Prompt: How many lines in the data below include the word "this"? State the number alone.

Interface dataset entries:

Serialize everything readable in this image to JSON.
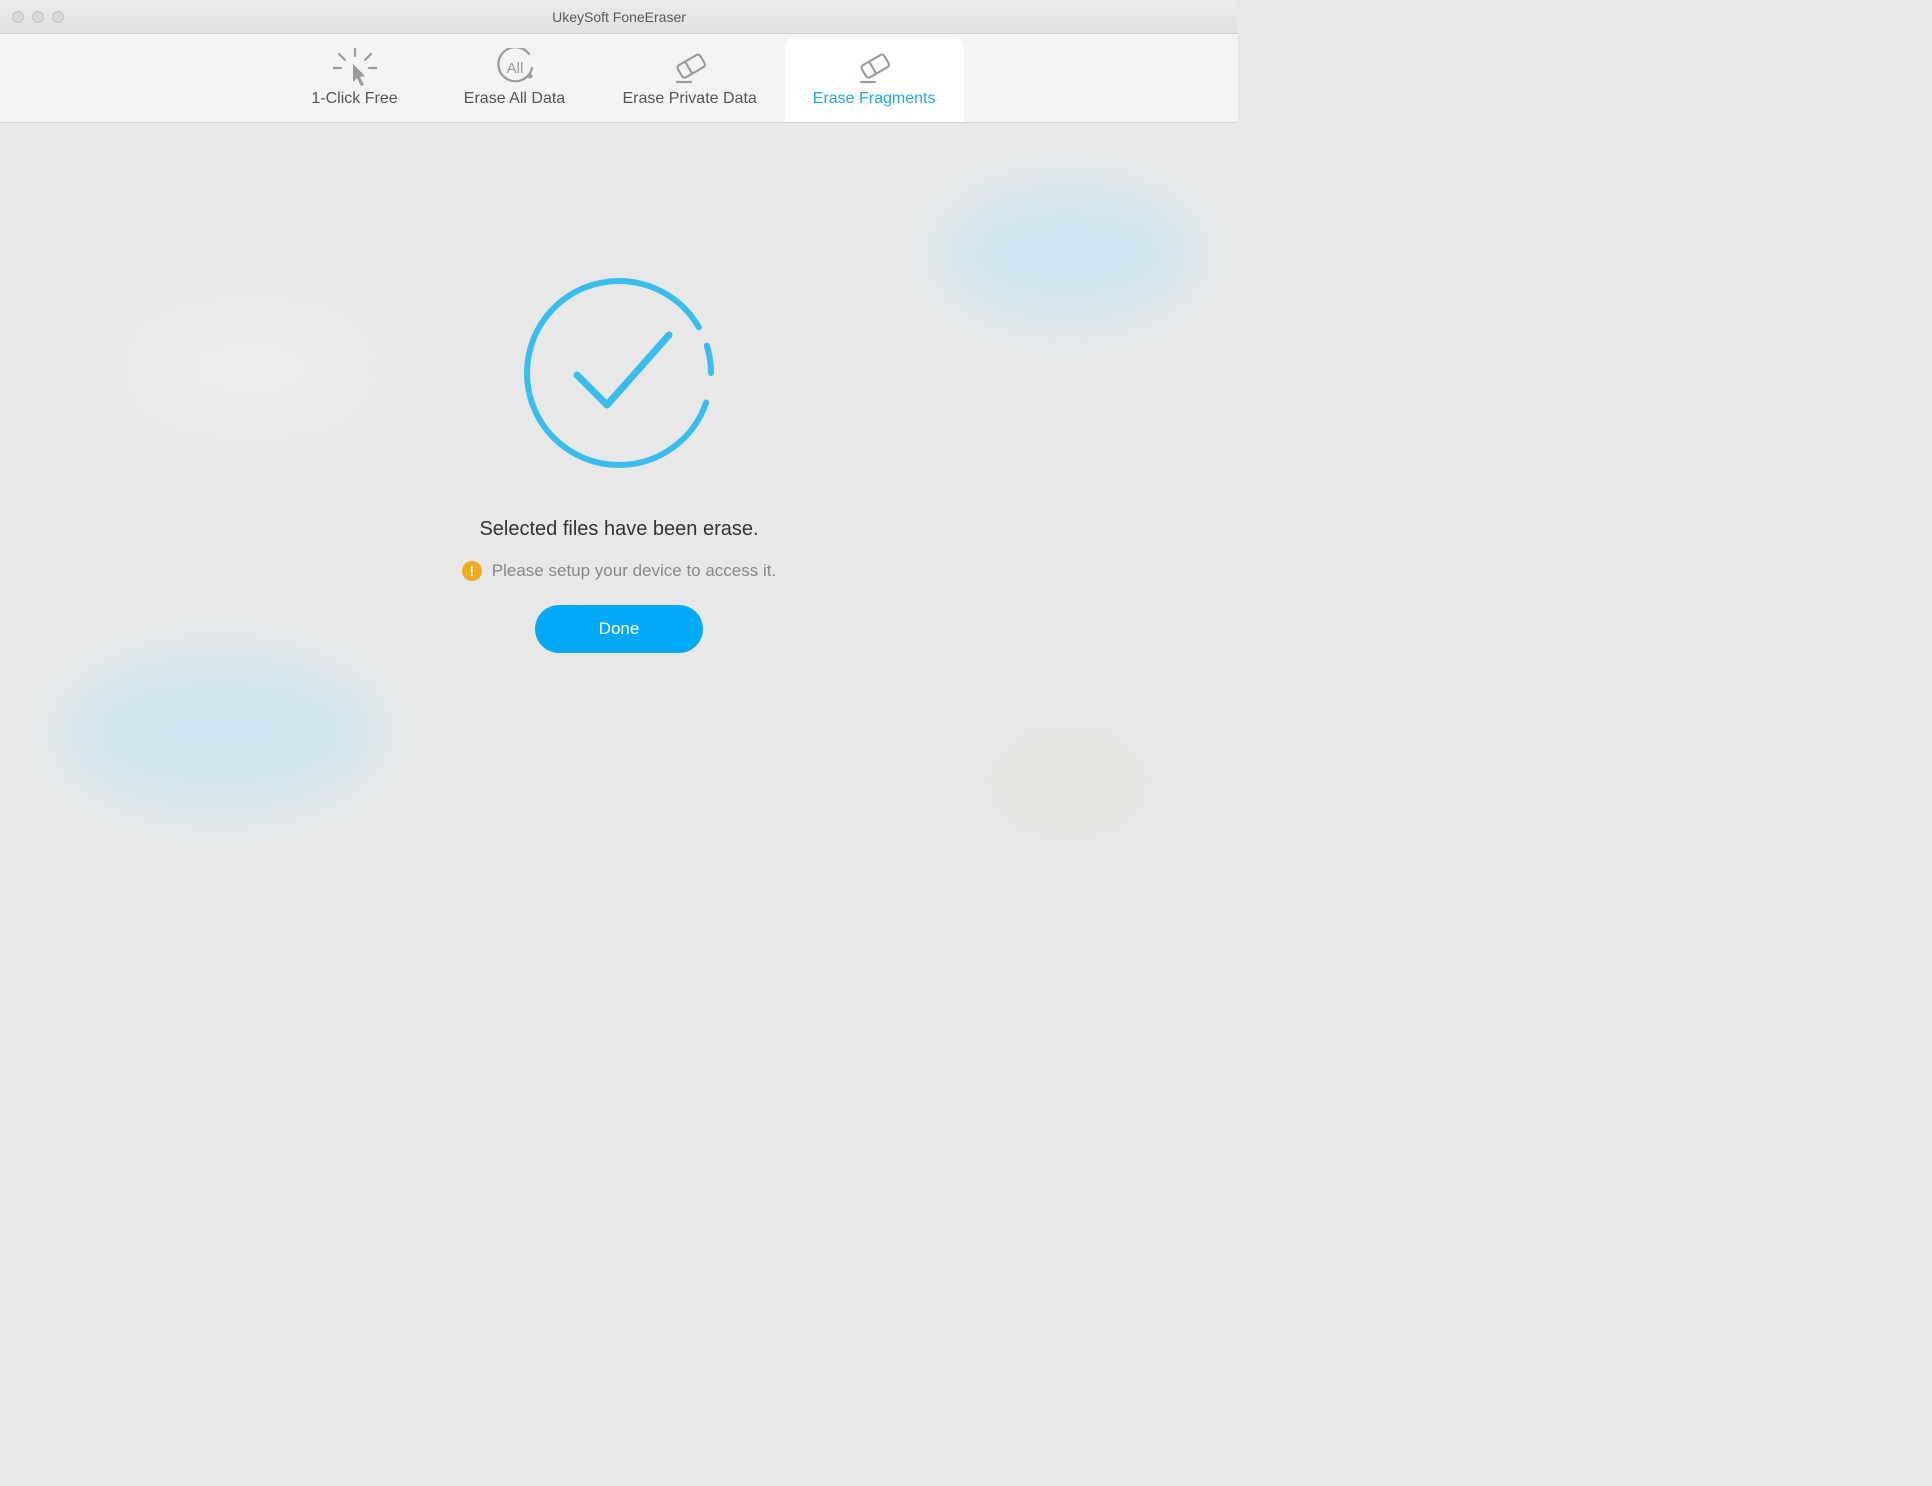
{
  "window": {
    "title": "UkeySoft FoneEraser"
  },
  "tabs": {
    "one_click": "1-Click Free",
    "erase_all": "Erase All Data",
    "erase_private": "Erase Private Data",
    "erase_fragments": "Erase Fragments"
  },
  "result": {
    "headline": "Selected files have been erase.",
    "subline": "Please setup your device to access it.",
    "done_label": "Done"
  },
  "colors": {
    "accent": "#03a9f4",
    "active_text": "#1ea8ea",
    "warn": "#f0ab1f"
  }
}
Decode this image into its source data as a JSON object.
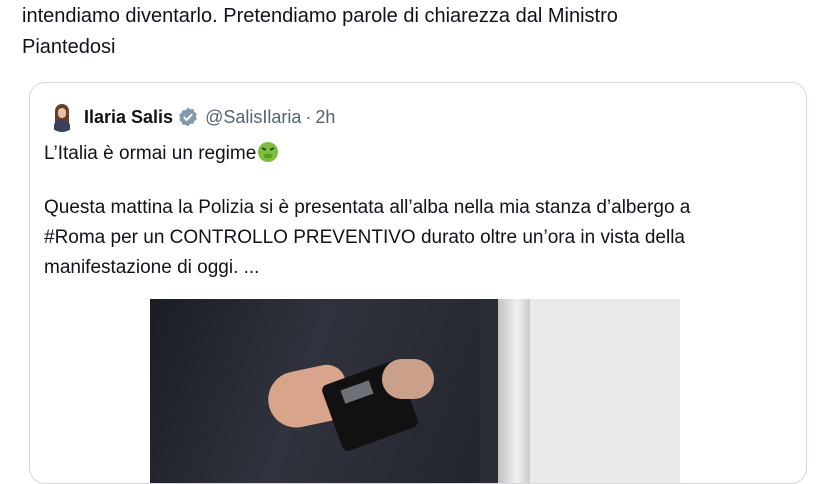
{
  "outer_tweet": {
    "text_lines": [
      "intendiamo diventarlo. Pretendiamo parole di chiarezza dal Ministro",
      "Piantedosi"
    ]
  },
  "quoted_tweet": {
    "display_name": "Ilaria Salis",
    "handle": "@SalisIlaria",
    "separator": "·",
    "time": "2h",
    "verified": true,
    "first_line": "L’Italia è ormai un regime",
    "emoji": "nauseated-face",
    "paragraph_lines": [
      "Questa mattina la Polizia si è presentata all’alba nella mia stanza d’albergo a",
      "#Roma per un CONTROLLO PREVENTIVO durato oltre un’ora in vista della",
      "manifestazione di oggi. ..."
    ],
    "media": {
      "description_icon": "photo"
    }
  },
  "colors": {
    "text": "#0f1419",
    "secondary": "#536471",
    "border": "#cfd9de",
    "verified": "#829aab"
  }
}
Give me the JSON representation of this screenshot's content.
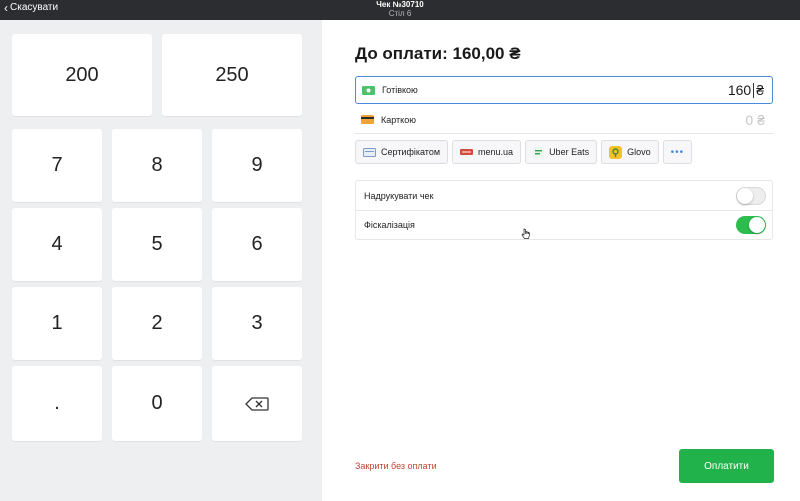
{
  "topbar": {
    "cancel_label": "Скасувати",
    "title": "Чек №30710",
    "subtitle": "Стіл 6"
  },
  "keypad": {
    "quick": [
      "200",
      "250"
    ],
    "keys": [
      "7",
      "8",
      "9",
      "4",
      "5",
      "6",
      "1",
      "2",
      "3",
      ".",
      "0"
    ],
    "backspace_icon": "backspace-icon"
  },
  "payment": {
    "due_label": "До оплати: 160,00 ₴",
    "cash": {
      "label": "Готівкою",
      "value": "160",
      "currency": "₴",
      "icon": "cash-icon"
    },
    "card": {
      "label": "Карткою",
      "value": "0",
      "currency": "₴",
      "icon": "card-icon"
    },
    "methods": [
      {
        "label": "Сертифікатом",
        "icon": "certificate-icon"
      },
      {
        "label": "menu.ua",
        "icon": "menu-ua-logo"
      },
      {
        "label": "Uber Eats",
        "icon": "uber-eats-icon"
      },
      {
        "label": "Glovo",
        "icon": "glovo-icon"
      }
    ],
    "more_label": "•••"
  },
  "options": {
    "print": {
      "label": "Надрукувати чек",
      "enabled": false
    },
    "fiscal": {
      "label": "Фіскалізація",
      "enabled": true
    }
  },
  "footer": {
    "close_label": "Закрити без оплати",
    "pay_label": "Оплатити"
  },
  "colors": {
    "accent_blue": "#4a8bd8",
    "pay_green": "#22b24c",
    "toggle_on": "#2dbd4e",
    "close_red": "#c2452f",
    "topbar": "#2c2d31",
    "keypad_bg": "#eeeff1"
  }
}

Exercise solution: 3